▸ **What to produce**: Each line of the data is to be output verbatim, with the images removed.

▸ **Data for this exercise**:
-.-.-

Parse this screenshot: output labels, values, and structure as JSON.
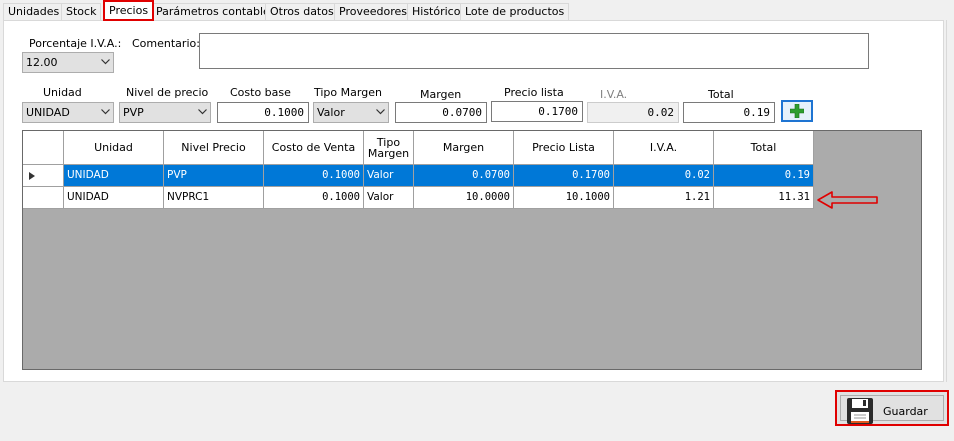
{
  "tabs": [
    "Unidades",
    "Stock",
    "Precios",
    "Parámetros contables",
    "Otros datos",
    "Proveedores",
    "Histórico",
    "Lote de productos"
  ],
  "active_tab": "Precios",
  "form": {
    "iva_label": "Porcentaje I.V.A.:",
    "iva_value": "12.00",
    "comment_label": "Comentario:",
    "comment_value": "",
    "unidad_label": "Unidad",
    "unidad_value": "UNIDAD",
    "nivel_label": "Nivel de precio",
    "nivel_value": "PVP",
    "costo_label": "Costo base",
    "costo_value": "0.1000",
    "tipo_label": "Tipo Margen",
    "tipo_value": "Valor",
    "margen_label": "Margen",
    "margen_value": "0.0700",
    "precio_label": "Precio lista",
    "precio_value": "0.1700",
    "iva2_label": "I.V.A.",
    "iva2_value": "0.02",
    "total_label": "Total",
    "total_value": "0.19",
    "add_icon": "plus-icon"
  },
  "table": {
    "headers": [
      "Unidad",
      "Nivel Precio",
      "Costo de Venta",
      "Tipo Margen",
      "Margen",
      "Precio Lista",
      "I.V.A.",
      "Total"
    ],
    "rows": [
      [
        "UNIDAD",
        "PVP",
        "0.1000",
        "Valor",
        "0.0700",
        "0.1700",
        "0.02",
        "0.19"
      ],
      [
        "UNIDAD",
        "NVPRC1",
        "0.1000",
        "Valor",
        "10.0000",
        "10.1000",
        "1.21",
        "11.31"
      ]
    ],
    "selected_row": 0
  },
  "save_button": {
    "label": "Guardar",
    "icon": "floppy-disk-icon"
  },
  "colors": {
    "highlight_red": "#e00000",
    "selection_blue": "#0078d7",
    "add_green": "#2e9e2e"
  }
}
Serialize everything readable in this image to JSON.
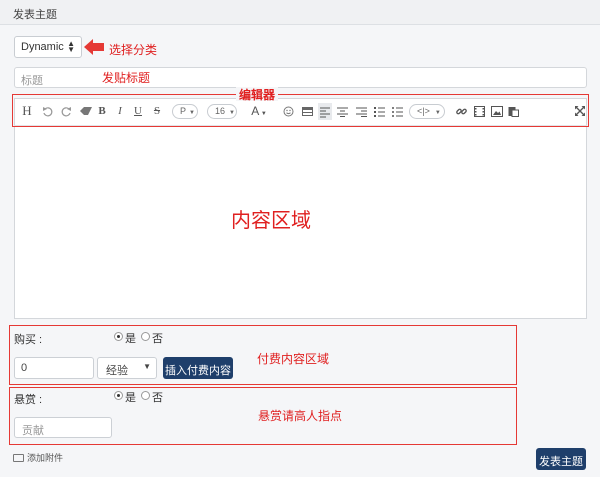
{
  "header": {
    "title": "发表主题"
  },
  "category": {
    "selected": "Dynamic",
    "annotation": "选择分类"
  },
  "title_field": {
    "placeholder": "标题",
    "annotation": "发贴标题"
  },
  "editor": {
    "annotation": "编辑器",
    "content_annotation": "内容区域",
    "toolbar": {
      "heading": "H",
      "bold": "B",
      "italic": "I",
      "underline": "U",
      "strike": "S",
      "paragraph": "P",
      "font_size": "16",
      "font_color": "A",
      "code": "<|>",
      "icons": [
        "undo-icon",
        "redo-icon",
        "eraser-icon",
        "paragraph-dropdown",
        "font-size-dropdown",
        "font-color-dropdown",
        "emoji-icon",
        "table-icon",
        "align-left-icon",
        "align-center-icon",
        "align-right-icon",
        "ordered-list-icon",
        "unordered-list-icon",
        "code-dropdown",
        "link-icon",
        "video-icon",
        "image-icon",
        "paste-icon",
        "fullscreen-icon"
      ]
    }
  },
  "purchase": {
    "label": "购买 :",
    "yes": "是",
    "no": "否",
    "amount": "0",
    "unit": "经验",
    "insert_button": "插入付费内容",
    "annotation": "付费内容区域"
  },
  "bounty": {
    "label": "悬赏 :",
    "yes": "是",
    "no": "否",
    "placeholder": "贡献",
    "annotation": "悬赏请高人指点"
  },
  "attachments": {
    "label": "添加附件"
  },
  "submit": {
    "label": "发表主题"
  },
  "colors": {
    "annotation_red": "#e02020",
    "primary": "#1f3f6b"
  }
}
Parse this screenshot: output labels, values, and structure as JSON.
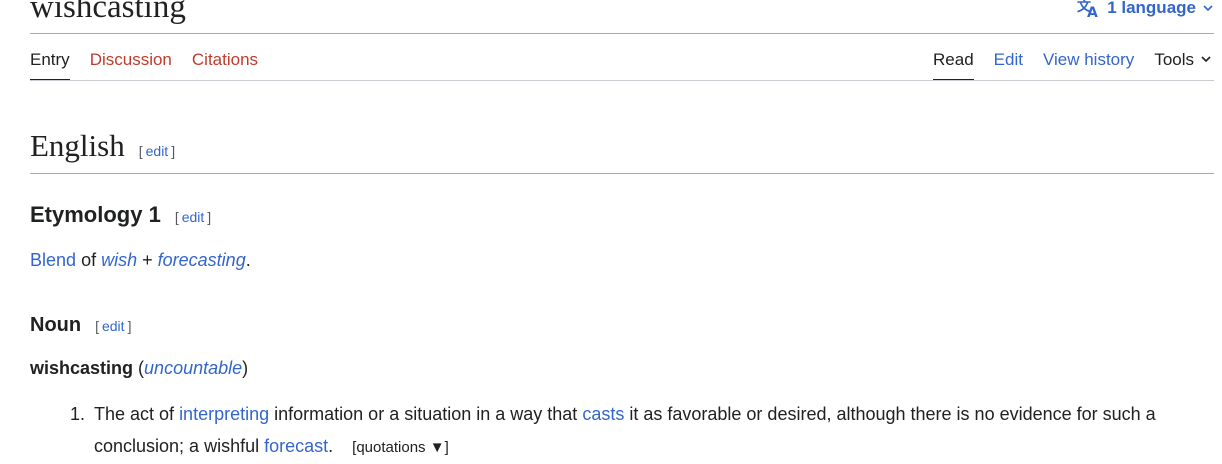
{
  "page": {
    "title": "wishcasting",
    "language_button": "1 language"
  },
  "tabs_left": [
    {
      "label": "Entry"
    },
    {
      "label": "Discussion"
    },
    {
      "label": "Citations"
    }
  ],
  "tabs_right": [
    {
      "label": "Read"
    },
    {
      "label": "Edit"
    },
    {
      "label": "View history"
    },
    {
      "label": "Tools"
    }
  ],
  "edit_link": {
    "open": "[",
    "label": "edit",
    "close": "]"
  },
  "sections": {
    "english": "English",
    "etymology": "Etymology 1",
    "noun": "Noun"
  },
  "etymology": {
    "blend": "Blend",
    "of": "of",
    "wish": "wish",
    "plus": "+",
    "forecasting": "forecasting",
    "period": "."
  },
  "headword": {
    "word": "wishcasting",
    "open_paren": "(",
    "label": "uncountable",
    "close_paren": ")"
  },
  "definitions": [
    {
      "number": "1.",
      "part1": "The act of",
      "link1": "interpreting",
      "part2": "information or a situation in a way that",
      "link2": "casts",
      "part3": "it as favorable or desired, although there is no evidence for such a conclusion; a wishful",
      "link3": "forecast",
      "part4": ".",
      "quotations": "[quotations ▼]"
    }
  ],
  "colors": {
    "link": "#3366cc",
    "red_link": "#bf3c2c",
    "text": "#202122",
    "rule": "#a2a9b1"
  },
  "icons": {
    "language": "translate-icon",
    "dropdown": "chevron-down-icon"
  }
}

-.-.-

▸ **Solution to this problem**:
Parse this screenshot: output labels, values, and structure as JSON.
{
  "tabs": [
    "Unidades",
    "Stock",
    "Precios",
    "Parámetros contables",
    "Otros datos",
    "Proveedores",
    "Histórico",
    "Lote de productos"
  ],
  "active_tab": "Precios",
  "form": {
    "iva_label": "Porcentaje I.V.A.:",
    "iva_value": "12.00",
    "comment_label": "Comentario:",
    "comment_value": "",
    "unidad_label": "Unidad",
    "unidad_value": "UNIDAD",
    "nivel_label": "Nivel de precio",
    "nivel_value": "PVP",
    "costo_label": "Costo base",
    "costo_value": "0.1000",
    "tipo_label": "Tipo Margen",
    "tipo_value": "Valor",
    "margen_label": "Margen",
    "margen_value": "0.0700",
    "precio_label": "Precio lista",
    "precio_value": "0.1700",
    "iva2_label": "I.V.A.",
    "iva2_value": "0.02",
    "total_label": "Total",
    "total_value": "0.19",
    "add_icon": "plus-icon"
  },
  "table": {
    "headers": [
      "Unidad",
      "Nivel Precio",
      "Costo de Venta",
      "Tipo Margen",
      "Margen",
      "Precio Lista",
      "I.V.A.",
      "Total"
    ],
    "rows": [
      [
        "UNIDAD",
        "PVP",
        "0.1000",
        "Valor",
        "0.0700",
        "0.1700",
        "0.02",
        "0.19"
      ],
      [
        "UNIDAD",
        "NVPRC1",
        "0.1000",
        "Valor",
        "10.0000",
        "10.1000",
        "1.21",
        "11.31"
      ]
    ],
    "selected_row": 0
  },
  "save_button": {
    "label": "Guardar",
    "icon": "floppy-disk-icon"
  },
  "colors": {
    "highlight_red": "#e00000",
    "selection_blue": "#0078d7",
    "add_green": "#2e9e2e"
  }
}
Serialize everything readable in this image to JSON.
{
  "header": {
    "title": "发表主题"
  },
  "category": {
    "selected": "Dynamic",
    "annotation": "选择分类"
  },
  "title_field": {
    "placeholder": "标题",
    "annotation": "发贴标题"
  },
  "editor": {
    "annotation": "编辑器",
    "content_annotation": "内容区域",
    "toolbar": {
      "heading": "H",
      "bold": "B",
      "italic": "I",
      "underline": "U",
      "strike": "S",
      "paragraph": "P",
      "font_size": "16",
      "font_color": "A",
      "code": "<|>",
      "icons": [
        "undo-icon",
        "redo-icon",
        "eraser-icon",
        "paragraph-dropdown",
        "font-size-dropdown",
        "font-color-dropdown",
        "emoji-icon",
        "table-icon",
        "align-left-icon",
        "align-center-icon",
        "align-right-icon",
        "ordered-list-icon",
        "unordered-list-icon",
        "code-dropdown",
        "link-icon",
        "video-icon",
        "image-icon",
        "paste-icon",
        "fullscreen-icon"
      ]
    }
  },
  "purchase": {
    "label": "购买 :",
    "yes": "是",
    "no": "否",
    "amount": "0",
    "unit": "经验",
    "insert_button": "插入付费内容",
    "annotation": "付费内容区域"
  },
  "bounty": {
    "label": "悬赏 :",
    "yes": "是",
    "no": "否",
    "placeholder": "贡献",
    "annotation": "悬赏请高人指点"
  },
  "attachments": {
    "label": "添加附件"
  },
  "submit": {
    "label": "发表主题"
  },
  "colors": {
    "annotation_red": "#e02020",
    "primary": "#1f3f6b"
  }
}
Parse this screenshot: output labels, values, and structure as JSON.
{
  "page": {
    "title": "wishcasting",
    "language_button": "1 language"
  },
  "tabs_left": [
    {
      "label": "Entry"
    },
    {
      "label": "Discussion"
    },
    {
      "label": "Citations"
    }
  ],
  "tabs_right": [
    {
      "label": "Read"
    },
    {
      "label": "Edit"
    },
    {
      "label": "View history"
    },
    {
      "label": "Tools"
    }
  ],
  "edit_link": {
    "open": "[",
    "label": "edit",
    "close": "]"
  },
  "sections": {
    "english": "English",
    "etymology": "Etymology 1",
    "noun": "Noun"
  },
  "etymology": {
    "blend": "Blend",
    "of": "of",
    "wish": "wish",
    "plus": "+",
    "forecasting": "forecasting",
    "period": "."
  },
  "headword": {
    "word": "wishcasting",
    "open_paren": "(",
    "label": "uncountable",
    "close_paren": ")"
  },
  "definitions": [
    {
      "number": "1.",
      "part1": "The act of",
      "link1": "interpreting",
      "part2": "information or a situation in a way that",
      "link2": "casts",
      "part3": "it as favorable or desired, although there is no evidence for such a conclusion; a wishful",
      "link3": "forecast",
      "part4": ".",
      "quotations": "[quotations ▼]"
    }
  ],
  "colors": {
    "link": "#3366cc",
    "red_link": "#bf3c2c",
    "text": "#202122",
    "rule": "#a2a9b1"
  },
  "icons": {
    "language": "translate-icon",
    "dropdown": "chevron-down-icon"
  }
}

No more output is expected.